Now playing at more multiplexes than art houses in my area:
And that’s not just because the pending franchise has gotten off to a very shaky start with last summer’s THE MUMMY flop, and is in danger of being scrapped altogether, but because there’s no way he would’ve been able to build upon the concept to make such a beautifully bizarre love story thriller as THE SHAPE OF WATER under a big studio banner.
Del Toro, co-writing with Vanessa Taylor, infringes on no copyrights here, as the amphibian man here is never referred to as “Gill-man,” but it uses the basics as obvious jumping off points for the premise of “what if the creature got the girl?”
Set in 1962 Baltimore, the film is told from the point of view of Sally Hawkins as Elisa, a mute cleaning lady who works the night shift at a secret government laboratory. We get a look into Elisa’s lonely world up front as we see her eat pie with her neighbor Giles (Richard Jenkins), a depressed, closeted artist who loves watching old musicals on TV. Elisa and Giles live in rundown apartments above a movie palace theater, so del Toro works in his love for cinema there too.
At Elisa’s work, where she converses in sign language with her co-worker Zelda (Octavia Spencer, again playing the help), she learns that a aquatic creature is being held in a huge metal water tank at the facility, and that it’s being tortured by Colonel Richard Strickland (a deliciously creepy Michael Shannon) who captured it in South America.
Elisa makes friends with the amphibian man (played by actor / contortionist Doug Jones) by feeding it hard boiled eggs, and teaching him how to sign, and a romance forms.
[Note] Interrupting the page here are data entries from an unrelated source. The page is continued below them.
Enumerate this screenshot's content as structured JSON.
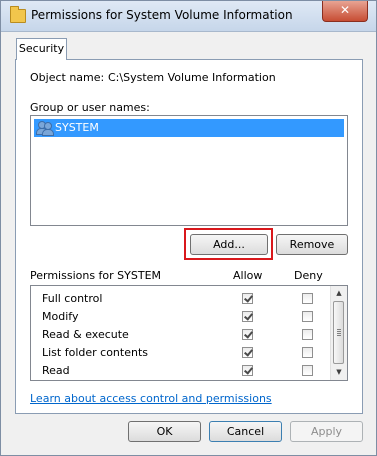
{
  "window": {
    "title": "Permissions for System Volume Information",
    "close_glyph": "✕"
  },
  "tabs": [
    {
      "label": "Security"
    }
  ],
  "object": {
    "label": "Object name:",
    "value": "C:\\System Volume Information"
  },
  "groups": {
    "label": "Group or user names:",
    "items": [
      {
        "name": "SYSTEM",
        "icon": "users-icon",
        "selected": true
      }
    ]
  },
  "buttons": {
    "add": "Add...",
    "remove": "Remove",
    "ok": "OK",
    "cancel": "Cancel",
    "apply": "Apply"
  },
  "permissions": {
    "label": "Permissions for SYSTEM",
    "allow_header": "Allow",
    "deny_header": "Deny",
    "rows": [
      {
        "name": "Full control",
        "allow": true,
        "deny": false
      },
      {
        "name": "Modify",
        "allow": true,
        "deny": false
      },
      {
        "name": "Read & execute",
        "allow": true,
        "deny": false
      },
      {
        "name": "List folder contents",
        "allow": true,
        "deny": false
      },
      {
        "name": "Read",
        "allow": true,
        "deny": false
      }
    ]
  },
  "link": "Learn about access control and permissions",
  "colors": {
    "selection": "#3399ff",
    "highlight_box": "#d9181c",
    "link": "#0066cc"
  }
}
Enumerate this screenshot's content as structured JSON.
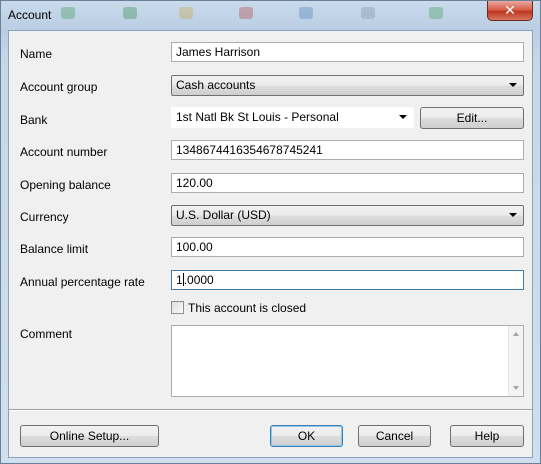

When she finds out that they’re going to dissect him, over protest by scientist Robert Hoffstetler (Michael Stuhlbarg), she plots to help him escape.
The escape sequence, among other elements, gave me flashbacks to Ron Howard’s 1984 rom com SPLASH, which had Tom Hanks falling for Daryl Hannah as a mermaid who he rescues from a secret lab, but that did nothing to hinder the spell this film so sweetly casts.
Back at Elisa’s apartment where the fish guy mostly stays in a bathtub filled with salt and some chemicals that Hoffstetler gave her, they consummate their relationship. While the movie contains much grotesque imagery concerning such things as Strickland’s bitten off fingers, and a cat being eaten, the love scenes are as tasteful and touching as scenes between amphibians and humans can possibly be.
You just may need to suspend disbelief considering such premises like that by putting towels under the door you can fill the bathroom of a crumbling apartment completely to the ceiling with water, but if you can do that you’re in for some visual treats courtesy of cinematographer Dan Laustsen.
Without speaking, Hawkins puts in a wonderfully communicative performance that shows fluid chemistry with Jones’ creature, and has a great moment standing up to Shannon’s evil Strickland.
She is a large part of what makes the small, dark off-kilter fantasy THE SHAPE OF WATER del Toro’s most emotionally affecting work yet.
Maybe this means that more established filmmakers should turn down franchise work to go off on their own to make movies inspired by concepts they wouldn’t be allowed to do in those big studio entries. I mean, it sure worked for del Toro.